West Side residents expressed growing frustration Monday afternoon as Chicago police closed off West Garfield Park’s Madison/Pulaski shopping district after looting broke out on Magnificent Mile hours earlier. 

The looting started in the early hours of Aug. 10, reportedly in response to a police officer shooting a man in the South Side Englewood community on Sunday afternoon.  

By Monday afternoon, police had setup checkpoints near Madison and Pulaski, with Madison Street closed as far west as Keeler and as far east as Hamlin Avenue. Pulaski Road was blocked as far north as Washington Boulevard and as far south as Jackson Boulevard. 

The Cook County Sheriff’s office assisted the Chicago Police Department at the south end of Pulaski Road, where a large prison bus blocked off the entire street and uniform sheriffs deputies stood nearby. 

North of the corridor, Chicago police setup two layers of checkpoints. At West End and Pulaski, officers turned all southbound traffic east, but allowed northbound traffic to pass through. Officers, however, made no attempt to stop pedestrians walking in either direction. 

At Washington Boulevard, all traffic was redirected away from Pulaski and pedestrians were encouraged tow all to Hamlin Avenue if they wanted to travel south. 

At the northwest corner of Madison and Hamlin, crews could be seen boarding up the south-facing windows of the Midwest Apartments building, 6 N. Hamlin Ave. One of the police officers on the scene mentioned that the Walgreens on the building’s first floor closed an hour earlier, at 2;00 p.m., to the annoyance of a young woman who asked the officer about the store. 

“I was going to get some shopping done,” she sighed.

The Aldi grocery store across the street, at 3835 W. Madison St., was closed, too. 

One resident of Monroe Street who declined to give his name said that the police checkpoints reminded him of when he first moved to Chicago some 50 years ago, when Blacks were not allowed to go into what was then majority-white Austin. 

“I shouldn’t need to show an ID to go home,” the man said. “They’re keeping us locked in. I can’t go here,” he motioned toward Hamlin, “andI can’t go over there,” he said, motioning toward Monroe. 

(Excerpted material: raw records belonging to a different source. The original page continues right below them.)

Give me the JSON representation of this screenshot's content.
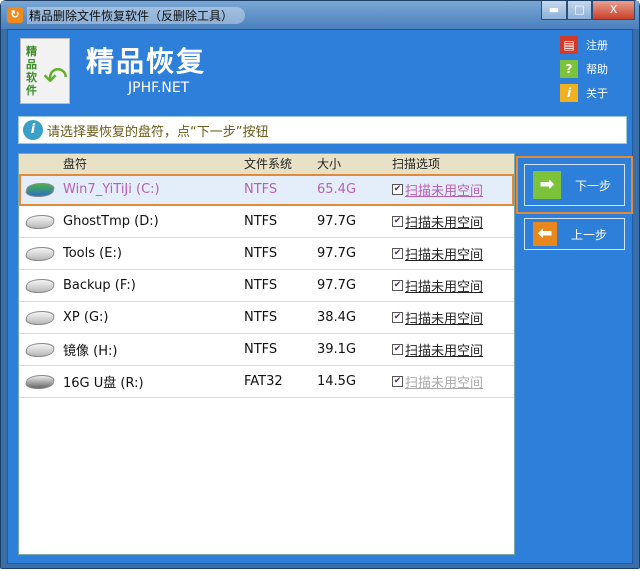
{
  "window": {
    "title": "精品删除文件恢复软件（反删除工具）",
    "minimize": "▬",
    "maximize": "□",
    "close": "X"
  },
  "header": {
    "app_name": "精品恢复",
    "site": "JPHF.NET",
    "logo_text": "精品软件"
  },
  "links": [
    {
      "label": "注册",
      "icon": "cart-icon",
      "color": "#d23a2a"
    },
    {
      "label": "帮助",
      "icon": "help-icon",
      "color": "#7cc23a"
    },
    {
      "label": "关于",
      "icon": "info-icon",
      "color": "#f0b020"
    }
  ],
  "info": {
    "message": "请选择要恢复的盘符，点“下一步”按钮"
  },
  "table": {
    "columns": [
      "盘符",
      "文件系统",
      "大小",
      "扫描选项"
    ],
    "rows": [
      {
        "name": "Win7_YiTiJi (C:)",
        "fs": "NTFS",
        "size": "65.4G",
        "scan": "扫描未用空间",
        "checked": true,
        "selected": true,
        "type": "sys"
      },
      {
        "name": "GhostTmp (D:)",
        "fs": "NTFS",
        "size": "97.7G",
        "scan": "扫描未用空间",
        "checked": true,
        "type": "hdd"
      },
      {
        "name": "Tools (E:)",
        "fs": "NTFS",
        "size": "97.7G",
        "scan": "扫描未用空间",
        "checked": true,
        "type": "hdd"
      },
      {
        "name": "Backup (F:)",
        "fs": "NTFS",
        "size": "97.7G",
        "scan": "扫描未用空间",
        "checked": true,
        "type": "hdd"
      },
      {
        "name": "XP (G:)",
        "fs": "NTFS",
        "size": "38.4G",
        "scan": "扫描未用空间",
        "checked": true,
        "type": "hdd"
      },
      {
        "name": "镜像 (H:)",
        "fs": "NTFS",
        "size": "39.1G",
        "scan": "扫描未用空间",
        "checked": true,
        "type": "hdd"
      },
      {
        "name": "16G U盘 (R:)",
        "fs": "FAT32",
        "size": "14.5G",
        "scan": "扫描未用空间",
        "checked": true,
        "disabled": true,
        "type": "usb"
      }
    ]
  },
  "buttons": {
    "next": "下一步",
    "prev": "上一步"
  }
}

At Madison and Keeler, the city brought in garbage trucks to block the intersection and a large group of police officers were gathered in front of them. At the time this reporter approached, a car parked at the northeastern corner blared “Fuck the Police” by N.W.A.

Eddie Austin was one of the people who stood by observing the barricades. He said that, while he doesn’t currently live in West Garfield Park, he grew up only a block away and still has family living in the neighborhood. 

“It’s really sad,” Austin said. “It’s a sad day for the neighborhood, especially for the African-American race. We should not be doing that. We need to be helping [Lori Lightfoot] make it a better place.”